◆ **PROMPT**
Set down each entry exactly as given; pictures should not appear in the copy.
::: LISTED RECORDS
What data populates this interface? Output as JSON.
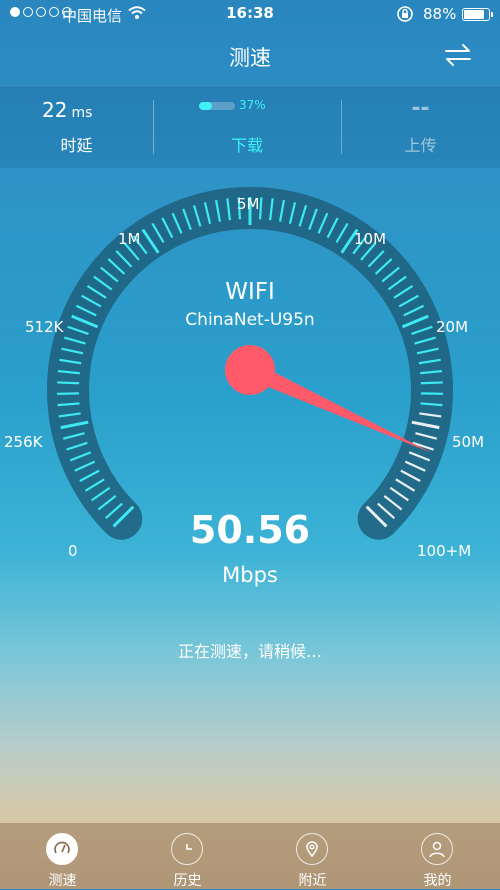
{
  "status_bar": {
    "carrier": "中国电信",
    "time": "16:38",
    "battery_percent": "88%",
    "battery_level": 0.88,
    "signal_bars_filled": 1
  },
  "header": {
    "title": "测速"
  },
  "stats": {
    "latency": {
      "value": "22",
      "unit": "ms",
      "label": "时延"
    },
    "download": {
      "progress_text": "37%",
      "progress": 0.37,
      "label": "下载"
    },
    "upload": {
      "value": "--",
      "label": "上传"
    }
  },
  "gauge": {
    "labels": [
      "0",
      "256K",
      "512K",
      "1M",
      "5M",
      "10M",
      "20M",
      "50M",
      "100+M"
    ],
    "connection_type": "WIFI",
    "network_name": "ChinaNet-U95n",
    "speed_value": "50.56",
    "speed_unit": "Mbps",
    "needle_reading": "50M"
  },
  "status_message": "正在测速，请稍候…",
  "tabs": [
    {
      "label": "测速",
      "icon": "speedometer-icon",
      "active": true
    },
    {
      "label": "历史",
      "icon": "clock-icon",
      "active": false
    },
    {
      "label": "附近",
      "icon": "location-pin-icon",
      "active": false
    },
    {
      "label": "我的",
      "icon": "user-icon",
      "active": false
    }
  ],
  "colors": {
    "accent": "#3ff0f8",
    "needle": "#ff5a6a",
    "dial_track": "#1f5f7d"
  }
}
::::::
◆ **TASK RESULT**
What data populates this interface? Output as JSON.
{
  "status_bar": {
    "carrier": "中国电信",
    "time": "16:38",
    "battery_percent": "88%",
    "battery_level": 0.88,
    "signal_bars_filled": 1
  },
  "header": {
    "title": "测速"
  },
  "stats": {
    "latency": {
      "value": "22",
      "unit": "ms",
      "label": "时延"
    },
    "download": {
      "progress_text": "37%",
      "progress": 0.37,
      "label": "下载"
    },
    "upload": {
      "value": "--",
      "label": "上传"
    }
  },
  "gauge": {
    "labels": [
      "0",
      "256K",
      "512K",
      "1M",
      "5M",
      "10M",
      "20M",
      "50M",
      "100+M"
    ],
    "connection_type": "WIFI",
    "network_name": "ChinaNet-U95n",
    "speed_value": "50.56",
    "speed_unit": "Mbps",
    "needle_reading": "50M"
  },
  "status_message": "正在测速，请稍候…",
  "tabs": [
    {
      "label": "测速",
      "icon": "speedometer-icon",
      "active": true
    },
    {
      "label": "历史",
      "icon": "clock-icon",
      "active": false
    },
    {
      "label": "附近",
      "icon": "location-pin-icon",
      "active": false
    },
    {
      "label": "我的",
      "icon": "user-icon",
      "active": false
    }
  ],
  "colors": {
    "accent": "#3ff0f8",
    "needle": "#ff5a6a",
    "dial_track": "#1f5f7d"
  }
}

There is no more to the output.